Available data ▸
▬▬▬

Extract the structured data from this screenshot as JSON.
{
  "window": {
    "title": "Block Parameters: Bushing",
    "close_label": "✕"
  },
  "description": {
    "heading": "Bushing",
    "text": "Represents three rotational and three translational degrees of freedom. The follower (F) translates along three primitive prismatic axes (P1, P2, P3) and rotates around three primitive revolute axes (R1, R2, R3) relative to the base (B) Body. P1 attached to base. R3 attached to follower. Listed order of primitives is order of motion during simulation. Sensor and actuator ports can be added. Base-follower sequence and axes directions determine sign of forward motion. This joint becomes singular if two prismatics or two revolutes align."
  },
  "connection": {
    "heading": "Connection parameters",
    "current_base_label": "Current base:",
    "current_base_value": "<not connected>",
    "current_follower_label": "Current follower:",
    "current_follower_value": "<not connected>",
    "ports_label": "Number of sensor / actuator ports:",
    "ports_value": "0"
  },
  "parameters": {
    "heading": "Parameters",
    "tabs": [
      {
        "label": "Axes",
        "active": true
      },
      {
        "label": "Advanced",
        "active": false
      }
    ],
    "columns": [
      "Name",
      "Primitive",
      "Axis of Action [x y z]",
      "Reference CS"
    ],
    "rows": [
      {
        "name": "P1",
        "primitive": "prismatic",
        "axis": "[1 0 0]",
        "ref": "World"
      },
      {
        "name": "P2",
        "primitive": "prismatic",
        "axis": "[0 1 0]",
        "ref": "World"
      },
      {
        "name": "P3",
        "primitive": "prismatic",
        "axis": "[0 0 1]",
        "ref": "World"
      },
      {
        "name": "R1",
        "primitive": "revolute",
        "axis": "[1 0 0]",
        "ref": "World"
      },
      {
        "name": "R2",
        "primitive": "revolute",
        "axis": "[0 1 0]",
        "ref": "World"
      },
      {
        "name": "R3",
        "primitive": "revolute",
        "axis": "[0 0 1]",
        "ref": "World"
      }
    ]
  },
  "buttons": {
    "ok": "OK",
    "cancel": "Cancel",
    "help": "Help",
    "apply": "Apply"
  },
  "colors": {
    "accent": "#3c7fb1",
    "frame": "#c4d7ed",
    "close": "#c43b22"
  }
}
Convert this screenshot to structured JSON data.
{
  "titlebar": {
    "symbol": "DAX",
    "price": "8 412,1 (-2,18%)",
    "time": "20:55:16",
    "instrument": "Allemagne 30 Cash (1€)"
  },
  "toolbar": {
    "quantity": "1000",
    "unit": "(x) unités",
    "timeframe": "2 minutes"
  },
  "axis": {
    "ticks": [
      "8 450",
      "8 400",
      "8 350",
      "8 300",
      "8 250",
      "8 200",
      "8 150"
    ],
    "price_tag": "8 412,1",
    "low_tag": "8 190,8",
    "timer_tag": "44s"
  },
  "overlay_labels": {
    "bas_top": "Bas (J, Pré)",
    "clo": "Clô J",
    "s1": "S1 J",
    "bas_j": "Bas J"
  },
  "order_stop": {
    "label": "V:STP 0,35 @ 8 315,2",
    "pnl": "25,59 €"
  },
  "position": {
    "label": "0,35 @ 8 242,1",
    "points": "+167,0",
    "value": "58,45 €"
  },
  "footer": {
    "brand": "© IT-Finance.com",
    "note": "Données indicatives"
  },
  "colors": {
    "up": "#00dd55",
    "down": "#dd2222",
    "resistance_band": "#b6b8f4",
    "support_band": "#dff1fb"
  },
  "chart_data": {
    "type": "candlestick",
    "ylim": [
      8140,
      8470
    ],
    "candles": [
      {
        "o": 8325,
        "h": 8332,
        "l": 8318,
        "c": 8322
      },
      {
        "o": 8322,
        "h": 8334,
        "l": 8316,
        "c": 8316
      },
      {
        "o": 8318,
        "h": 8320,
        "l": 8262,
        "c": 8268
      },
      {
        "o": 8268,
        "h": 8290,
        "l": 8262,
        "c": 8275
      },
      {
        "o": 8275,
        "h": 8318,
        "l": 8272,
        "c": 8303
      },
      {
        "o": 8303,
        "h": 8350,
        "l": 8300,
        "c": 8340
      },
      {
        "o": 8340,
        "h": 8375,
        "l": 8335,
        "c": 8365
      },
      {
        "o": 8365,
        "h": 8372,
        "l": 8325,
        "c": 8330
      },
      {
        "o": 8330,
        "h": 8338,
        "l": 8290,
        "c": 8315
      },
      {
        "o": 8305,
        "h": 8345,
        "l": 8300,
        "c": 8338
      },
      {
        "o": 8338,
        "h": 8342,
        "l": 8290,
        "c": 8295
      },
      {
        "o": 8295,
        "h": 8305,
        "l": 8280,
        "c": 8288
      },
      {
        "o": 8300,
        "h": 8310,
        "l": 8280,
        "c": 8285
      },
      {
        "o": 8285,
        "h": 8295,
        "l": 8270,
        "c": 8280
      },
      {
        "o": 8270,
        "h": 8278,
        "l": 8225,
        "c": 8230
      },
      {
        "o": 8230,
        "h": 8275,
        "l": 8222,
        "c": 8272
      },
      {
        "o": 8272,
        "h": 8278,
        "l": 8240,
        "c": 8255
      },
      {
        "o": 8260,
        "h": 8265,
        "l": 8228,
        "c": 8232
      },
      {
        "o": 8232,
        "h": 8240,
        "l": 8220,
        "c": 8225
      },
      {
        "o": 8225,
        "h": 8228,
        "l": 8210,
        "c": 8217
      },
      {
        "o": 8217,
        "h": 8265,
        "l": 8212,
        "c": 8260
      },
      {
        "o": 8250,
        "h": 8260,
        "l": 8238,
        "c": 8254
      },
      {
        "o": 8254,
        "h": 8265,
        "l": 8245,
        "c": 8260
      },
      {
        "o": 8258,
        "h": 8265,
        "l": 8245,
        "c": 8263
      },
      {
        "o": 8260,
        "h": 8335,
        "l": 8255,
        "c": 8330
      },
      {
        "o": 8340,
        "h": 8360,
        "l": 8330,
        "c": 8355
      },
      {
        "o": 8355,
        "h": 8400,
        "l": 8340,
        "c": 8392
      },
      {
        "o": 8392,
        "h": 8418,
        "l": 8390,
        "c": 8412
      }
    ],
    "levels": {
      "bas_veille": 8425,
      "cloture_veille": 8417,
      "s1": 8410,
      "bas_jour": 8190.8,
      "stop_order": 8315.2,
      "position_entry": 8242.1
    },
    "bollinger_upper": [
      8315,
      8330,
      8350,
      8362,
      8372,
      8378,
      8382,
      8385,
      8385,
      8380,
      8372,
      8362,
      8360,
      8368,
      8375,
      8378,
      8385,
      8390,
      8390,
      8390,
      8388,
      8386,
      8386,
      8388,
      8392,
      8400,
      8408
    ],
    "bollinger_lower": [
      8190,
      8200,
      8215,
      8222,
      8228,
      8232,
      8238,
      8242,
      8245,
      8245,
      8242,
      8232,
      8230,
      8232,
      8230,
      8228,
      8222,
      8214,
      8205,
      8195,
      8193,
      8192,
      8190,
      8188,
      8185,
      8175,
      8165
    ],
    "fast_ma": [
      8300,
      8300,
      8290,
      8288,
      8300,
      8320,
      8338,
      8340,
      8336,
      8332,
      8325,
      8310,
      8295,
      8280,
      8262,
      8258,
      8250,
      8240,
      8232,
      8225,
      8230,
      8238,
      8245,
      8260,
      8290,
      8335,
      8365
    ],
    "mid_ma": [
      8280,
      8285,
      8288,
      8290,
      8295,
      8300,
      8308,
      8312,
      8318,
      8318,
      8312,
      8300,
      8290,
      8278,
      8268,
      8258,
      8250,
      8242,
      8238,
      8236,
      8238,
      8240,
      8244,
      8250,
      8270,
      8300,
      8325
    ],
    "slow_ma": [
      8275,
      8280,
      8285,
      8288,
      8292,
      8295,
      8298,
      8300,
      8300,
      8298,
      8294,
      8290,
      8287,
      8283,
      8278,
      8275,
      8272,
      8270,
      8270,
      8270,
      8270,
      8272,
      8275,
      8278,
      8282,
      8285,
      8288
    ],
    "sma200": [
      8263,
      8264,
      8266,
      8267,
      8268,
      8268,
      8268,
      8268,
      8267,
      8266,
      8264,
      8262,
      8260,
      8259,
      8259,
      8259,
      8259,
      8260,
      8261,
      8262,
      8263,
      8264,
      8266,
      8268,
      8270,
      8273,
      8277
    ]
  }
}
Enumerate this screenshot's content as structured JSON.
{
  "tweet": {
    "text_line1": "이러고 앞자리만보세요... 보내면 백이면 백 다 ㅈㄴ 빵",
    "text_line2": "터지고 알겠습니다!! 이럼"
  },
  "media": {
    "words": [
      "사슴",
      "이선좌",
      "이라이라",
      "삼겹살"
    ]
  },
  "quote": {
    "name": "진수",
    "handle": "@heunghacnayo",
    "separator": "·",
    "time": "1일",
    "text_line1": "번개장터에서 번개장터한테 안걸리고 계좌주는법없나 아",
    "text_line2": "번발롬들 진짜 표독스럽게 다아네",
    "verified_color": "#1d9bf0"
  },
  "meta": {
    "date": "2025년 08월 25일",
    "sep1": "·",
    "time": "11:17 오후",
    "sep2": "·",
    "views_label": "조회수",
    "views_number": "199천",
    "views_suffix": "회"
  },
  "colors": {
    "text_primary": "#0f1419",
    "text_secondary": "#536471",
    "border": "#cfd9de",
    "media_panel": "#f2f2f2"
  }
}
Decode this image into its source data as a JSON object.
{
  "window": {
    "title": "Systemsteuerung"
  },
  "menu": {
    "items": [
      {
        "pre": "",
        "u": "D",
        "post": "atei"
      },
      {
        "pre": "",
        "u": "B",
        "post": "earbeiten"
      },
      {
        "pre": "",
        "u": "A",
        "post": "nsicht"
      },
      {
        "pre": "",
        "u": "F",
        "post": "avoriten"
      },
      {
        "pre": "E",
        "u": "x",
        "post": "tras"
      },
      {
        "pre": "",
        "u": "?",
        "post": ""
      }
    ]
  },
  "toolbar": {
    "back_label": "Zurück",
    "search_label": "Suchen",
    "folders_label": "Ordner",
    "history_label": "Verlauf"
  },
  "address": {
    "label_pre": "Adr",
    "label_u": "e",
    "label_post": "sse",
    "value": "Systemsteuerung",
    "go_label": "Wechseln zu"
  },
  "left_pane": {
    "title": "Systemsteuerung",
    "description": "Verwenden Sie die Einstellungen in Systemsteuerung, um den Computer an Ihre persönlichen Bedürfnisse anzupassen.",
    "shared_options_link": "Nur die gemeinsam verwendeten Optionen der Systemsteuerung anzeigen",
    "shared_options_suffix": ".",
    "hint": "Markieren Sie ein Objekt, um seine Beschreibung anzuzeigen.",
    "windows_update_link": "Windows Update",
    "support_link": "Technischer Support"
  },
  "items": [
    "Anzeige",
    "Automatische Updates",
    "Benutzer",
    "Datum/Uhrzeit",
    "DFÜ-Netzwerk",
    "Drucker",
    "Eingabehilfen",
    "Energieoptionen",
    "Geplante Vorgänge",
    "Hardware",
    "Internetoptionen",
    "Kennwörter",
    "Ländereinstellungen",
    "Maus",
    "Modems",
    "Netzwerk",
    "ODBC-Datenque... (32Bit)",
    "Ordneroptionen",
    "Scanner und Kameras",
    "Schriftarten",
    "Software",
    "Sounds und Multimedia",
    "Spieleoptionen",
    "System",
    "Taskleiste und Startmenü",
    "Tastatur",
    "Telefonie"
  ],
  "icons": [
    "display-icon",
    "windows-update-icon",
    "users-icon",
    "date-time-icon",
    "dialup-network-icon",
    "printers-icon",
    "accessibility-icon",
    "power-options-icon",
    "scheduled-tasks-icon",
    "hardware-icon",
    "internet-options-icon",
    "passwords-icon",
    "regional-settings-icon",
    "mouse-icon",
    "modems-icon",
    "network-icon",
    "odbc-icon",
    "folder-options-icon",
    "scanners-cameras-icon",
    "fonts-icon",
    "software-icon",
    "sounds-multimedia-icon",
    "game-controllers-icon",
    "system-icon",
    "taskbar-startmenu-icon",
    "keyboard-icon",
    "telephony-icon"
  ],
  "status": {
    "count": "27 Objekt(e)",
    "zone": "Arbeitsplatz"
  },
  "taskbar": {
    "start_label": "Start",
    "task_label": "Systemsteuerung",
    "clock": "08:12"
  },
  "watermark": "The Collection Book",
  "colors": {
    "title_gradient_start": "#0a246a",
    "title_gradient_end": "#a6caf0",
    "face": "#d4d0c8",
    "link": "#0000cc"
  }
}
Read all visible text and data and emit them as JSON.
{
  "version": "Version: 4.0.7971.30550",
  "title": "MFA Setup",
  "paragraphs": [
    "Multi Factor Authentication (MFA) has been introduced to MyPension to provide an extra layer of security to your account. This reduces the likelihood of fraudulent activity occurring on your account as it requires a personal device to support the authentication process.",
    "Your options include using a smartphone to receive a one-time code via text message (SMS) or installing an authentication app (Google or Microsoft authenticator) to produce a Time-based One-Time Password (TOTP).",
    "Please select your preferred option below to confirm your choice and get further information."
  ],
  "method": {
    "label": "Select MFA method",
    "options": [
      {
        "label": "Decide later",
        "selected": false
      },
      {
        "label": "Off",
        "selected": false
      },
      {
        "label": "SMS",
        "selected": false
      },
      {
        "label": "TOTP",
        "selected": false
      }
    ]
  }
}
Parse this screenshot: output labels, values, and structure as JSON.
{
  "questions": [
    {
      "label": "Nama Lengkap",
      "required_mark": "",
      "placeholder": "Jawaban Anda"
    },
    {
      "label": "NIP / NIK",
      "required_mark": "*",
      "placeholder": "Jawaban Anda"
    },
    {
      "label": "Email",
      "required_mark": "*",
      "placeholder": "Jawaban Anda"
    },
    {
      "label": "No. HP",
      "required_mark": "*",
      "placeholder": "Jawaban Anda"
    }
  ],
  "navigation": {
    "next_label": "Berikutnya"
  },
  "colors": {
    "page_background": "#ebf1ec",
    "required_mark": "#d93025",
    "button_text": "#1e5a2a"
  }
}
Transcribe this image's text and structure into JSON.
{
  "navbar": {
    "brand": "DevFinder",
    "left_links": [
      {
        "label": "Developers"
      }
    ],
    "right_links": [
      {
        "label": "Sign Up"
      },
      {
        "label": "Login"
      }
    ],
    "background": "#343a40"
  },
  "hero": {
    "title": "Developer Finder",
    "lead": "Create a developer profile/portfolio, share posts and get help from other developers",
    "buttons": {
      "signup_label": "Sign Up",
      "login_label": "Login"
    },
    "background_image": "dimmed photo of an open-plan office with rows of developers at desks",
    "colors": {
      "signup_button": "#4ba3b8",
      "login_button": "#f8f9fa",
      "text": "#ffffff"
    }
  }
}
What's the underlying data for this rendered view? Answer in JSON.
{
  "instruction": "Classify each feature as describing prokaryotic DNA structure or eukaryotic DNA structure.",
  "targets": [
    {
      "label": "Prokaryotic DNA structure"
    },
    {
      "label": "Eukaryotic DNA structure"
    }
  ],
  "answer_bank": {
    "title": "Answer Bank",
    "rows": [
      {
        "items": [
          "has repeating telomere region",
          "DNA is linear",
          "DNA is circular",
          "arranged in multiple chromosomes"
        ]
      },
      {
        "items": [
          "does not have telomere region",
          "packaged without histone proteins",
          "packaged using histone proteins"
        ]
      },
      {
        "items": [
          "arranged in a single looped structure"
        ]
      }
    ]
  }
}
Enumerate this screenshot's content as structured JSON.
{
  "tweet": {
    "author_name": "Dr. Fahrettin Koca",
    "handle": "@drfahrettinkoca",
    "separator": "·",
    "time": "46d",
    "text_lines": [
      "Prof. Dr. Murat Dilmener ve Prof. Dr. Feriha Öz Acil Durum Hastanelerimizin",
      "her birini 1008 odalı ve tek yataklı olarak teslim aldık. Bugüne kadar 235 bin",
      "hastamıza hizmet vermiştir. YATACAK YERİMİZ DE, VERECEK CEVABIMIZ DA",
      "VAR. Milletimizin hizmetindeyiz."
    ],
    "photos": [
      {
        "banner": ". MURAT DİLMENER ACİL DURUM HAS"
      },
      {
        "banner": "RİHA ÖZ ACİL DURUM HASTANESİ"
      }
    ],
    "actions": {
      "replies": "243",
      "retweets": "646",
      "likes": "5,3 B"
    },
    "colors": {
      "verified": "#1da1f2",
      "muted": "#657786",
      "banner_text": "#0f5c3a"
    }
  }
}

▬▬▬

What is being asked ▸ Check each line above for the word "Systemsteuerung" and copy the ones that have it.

Answer ▸
    "title": "Systemsteuerung"
    "value": "Systemsteuerung",
    "title": "Systemsteuerung",
    "description": "Verwenden Sie die Einstellungen in Systemsteuerung, um den Computer an Ihre persönlichen Bedürfnisse anzupassen.",
    "shared_options_link": "Nur die gemeinsam verwendeten Optionen der Systemsteuerung anzeigen",
    "task_label": "Systemsteuerung",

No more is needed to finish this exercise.